Monthly Archives March 2015

5 Reasons The Use Of Synthetics Are No Longer A Best Practice In Turf Management

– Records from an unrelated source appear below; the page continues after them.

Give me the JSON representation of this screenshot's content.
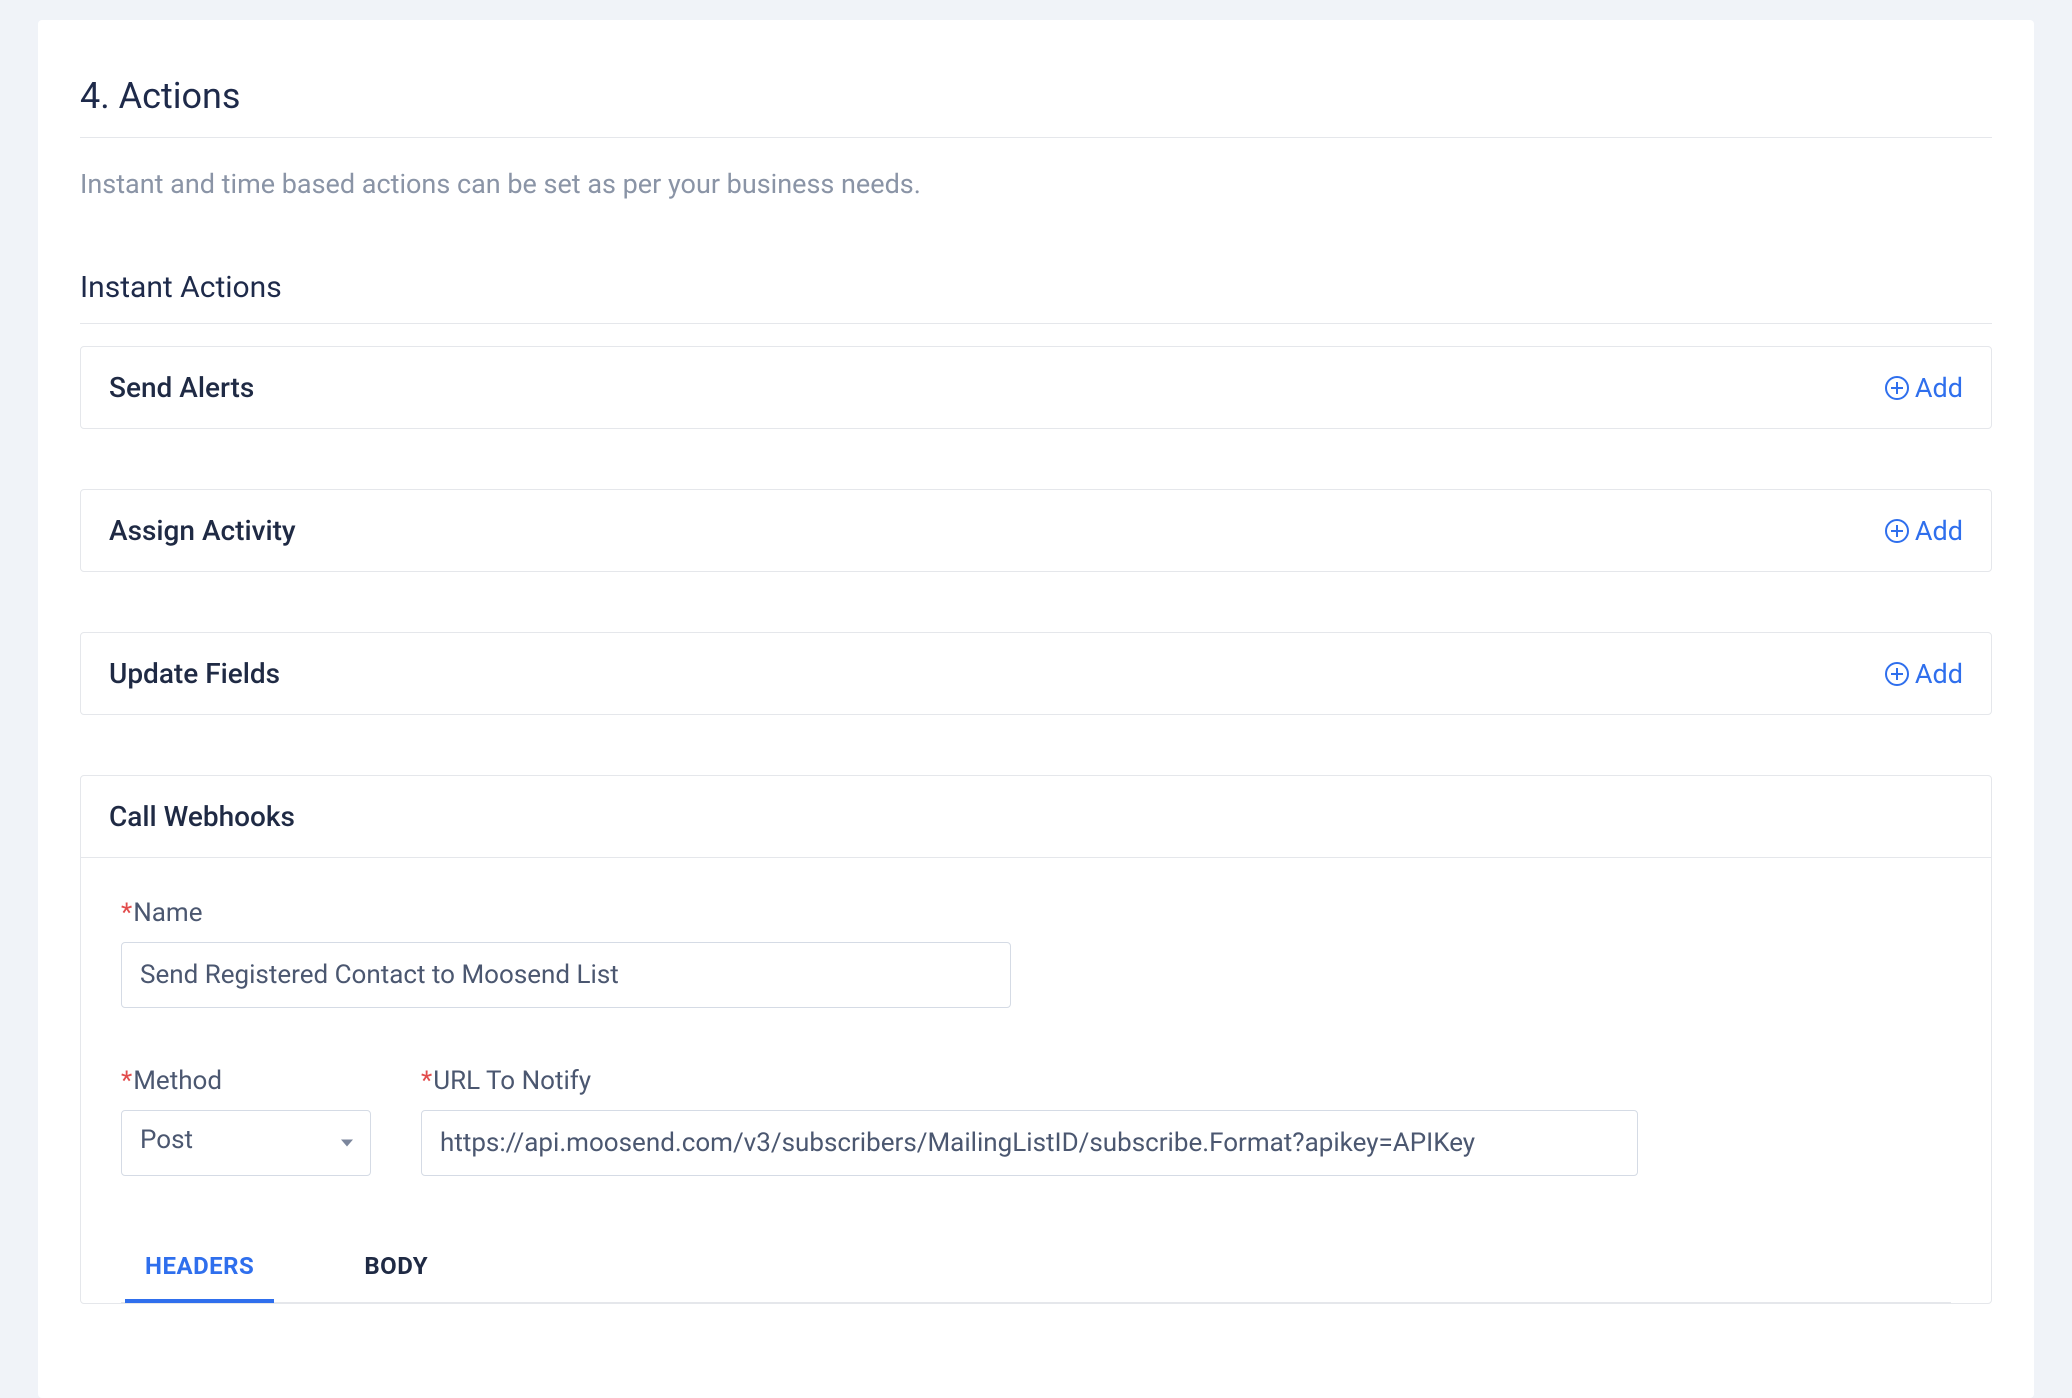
{
  "section": {
    "title": "4. Actions",
    "description": "Instant and time based actions can be set as per your business needs."
  },
  "instant": {
    "title": "Instant Actions",
    "addLabel": "Add",
    "rows": {
      "sendAlerts": "Send Alerts",
      "assignActivity": "Assign Activity",
      "updateFields": "Update Fields"
    }
  },
  "webhook": {
    "title": "Call Webhooks",
    "nameLabel": "Name",
    "nameValue": "Send Registered Contact to Moosend List",
    "methodLabel": "Method",
    "methodValue": "Post",
    "urlLabel": "URL To Notify",
    "urlValue": "https://api.moosend.com/v3/subscribers/MailingListID/subscribe.Format?apikey=APIKey",
    "tabs": {
      "headers": "HEADERS",
      "body": "BODY"
    }
  }
}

All industries eventually arrive at best practices. These practices generally represent the most productive and efficient method to deliver desired results while minimizing negative impact. Our industry is no different. We have adopted protocols and products to deliver the green lawns and turf spaces our clients and end users expect. The fact remains that all practices are subject to change over time. In our industry change has been motivated by the knowledge that the synthetics we use have had unintended consequences at times. When we use the general term synthetics, we are referring to chemicals that are used as both fertilizers and pesticide control products. Each of these have their own issues and causes for concern that contribute to the 5 reasons synthetics are no longer considered a best practice for the management of turf. 5 Reasons The Use of Synthetics Are No Longer Considered a Best Practice in Turf Management: 1. Stormwater runoff into water bodies – Rivers, streams, ponds, lakes, and ocean 2. Groundwater contamination 3. Children’s health 4. Human health 5. Nonproductive influence on the creation of healthy turf systems- plant, soil, and environment (compromising native beneficial soil organisms) 1. Stormwater Runoff Into Water Bodies When using water-soluble synthetic materials, we run the risk of allowing that material to move off target. Even with best intentions, certain environmental conditions may present themselves to facilitate the movement of these soluble nutrients. If we have a turf system with less than maximum density, very often we do not have enough root system to process these nutrients as rapidly as they are being released. 2. Groundwater Contamination Some synthetic materials are more mobile in the soil than others. Along with other information on the label about health effects and environmental effects of a particular pesticide product, we also have information about soil mobility. Some pesticides and fertilizers have the ability to move rapidly downward in the soil and eventually find groundwater. 3. Children’s health Science and medicine is now looking at children’s exposure to pesticides very differently than they did in the past. The major cause for concern is not an acute oral or dermal exposure, but multiple low dose exposures over several years that can have a cumulative effect. 4. Human health Not all mammals react to all pesticides in the same way. It is typically the lawn care pesticide, when used at the homeowner level or in the public sector,
Read More